The President’s Daily Brief has been described as a newspaper with the smallest circulation in existence. It contains highly classified information tightly held by the U.S. Intelligence Community, and informs some of the most important decisions in the world. For 57 years the President’s Daily Brief (PDB) has helped our commanders in chief make decisions for all Americans. And Donald Trump doesn’t read it.

The PDB was first introduced by President Kennedy in the wake of the Bay of Pigs invasion, when faulty CIA intelligence lead to a humiliating political and military defeat. During the administrations of presidents Johnson through Obama, it has been prepared before dawn, drawing on every U.S. intelligence agency’s information to inform the president.

A screen cap of a PDB from 1969


This changed under Trump. Soon after he took office, it emerged that the president asked for intelligence officials to deliver the briefing verbally in the Oval Office. There is still a written version, which Trump does not read except when Intelligence Officials include his name in every paragraph.

According to a the Washington Post

Leon Panetta, a former CIA director and defense secretary for President Barack Obama, said Trump could miss important context and nuance if he is relying solely on an oral briefing. The arrangement also increases pressure on the president’s national security team, which cannot entirely replace a well-informed commander in chief.

In the next few months, Trump will have to confront a diplomatic meeting with North Korean leader Kim Jong Un, the coming crisis of the Iranian Nuclear Deal, a tense trading relationship with our allies, an escalating spat between the United Kingdom and Russia over assassinations conducted on UK soil, and a domestic bombing campaign in Austin, Texas.

“Something will be missed,” Panetta said. “If for some reason his instincts on what should be done are not backed up by the intelligence because he hasn’t taken the time to read that intel, it increases the risk that he will make a mistake.”

When he tackles these issues, Trump is not completely uninformed. However, his information is paltry compared to historical precedent and the issues he faces are historically unprecedented.
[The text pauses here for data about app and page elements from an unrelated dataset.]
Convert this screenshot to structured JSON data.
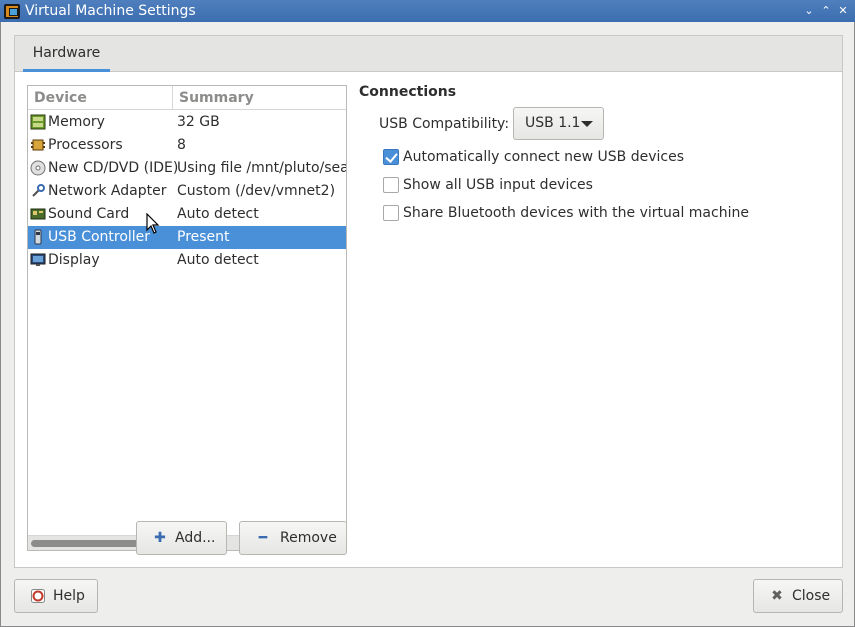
{
  "window": {
    "title": "Virtual Machine Settings",
    "controls": [
      "⌄",
      "⌃",
      "✕"
    ]
  },
  "tabs": [
    {
      "label": "Hardware",
      "active": true
    }
  ],
  "device_list": {
    "headers": {
      "device": "Device",
      "summary": "Summary"
    },
    "rows": [
      {
        "name": "Memory",
        "summary": "32 GB",
        "icon": "memory-icon",
        "selected": false
      },
      {
        "name": "Processors",
        "summary": "8",
        "icon": "processor-icon",
        "selected": false
      },
      {
        "name": "New CD/DVD (IDE)",
        "summary": "Using file /mnt/pluto/seaga",
        "icon": "cd-dvd-icon",
        "selected": false
      },
      {
        "name": "Network Adapter",
        "summary": "Custom (/dev/vmnet2)",
        "icon": "network-icon",
        "selected": false
      },
      {
        "name": "Sound Card",
        "summary": "Auto detect",
        "icon": "sound-card-icon",
        "selected": false
      },
      {
        "name": "USB Controller",
        "summary": "Present",
        "icon": "usb-icon",
        "selected": true
      },
      {
        "name": "Display",
        "summary": "Auto detect",
        "icon": "display-icon",
        "selected": false
      }
    ]
  },
  "list_buttons": {
    "add": "Add...",
    "remove": "Remove"
  },
  "connections": {
    "title": "Connections",
    "usb_compat_label": "USB Compatibility:",
    "usb_compat_value": "USB 1.1",
    "options": [
      {
        "label": "Automatically connect new USB devices",
        "checked": true
      },
      {
        "label": "Show all USB input devices",
        "checked": false
      },
      {
        "label": "Share Bluetooth devices with the virtual machine",
        "checked": false
      }
    ]
  },
  "footer": {
    "help": "Help",
    "close": "Close"
  },
  "colors": {
    "accent": "#4a90d9",
    "titlebar": "#3c6db0",
    "window_bg": "#eeeeec"
  }
}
How can Trump — or anyone for the matter — handle the complex responsibilities of the Oval Office with such cursory information?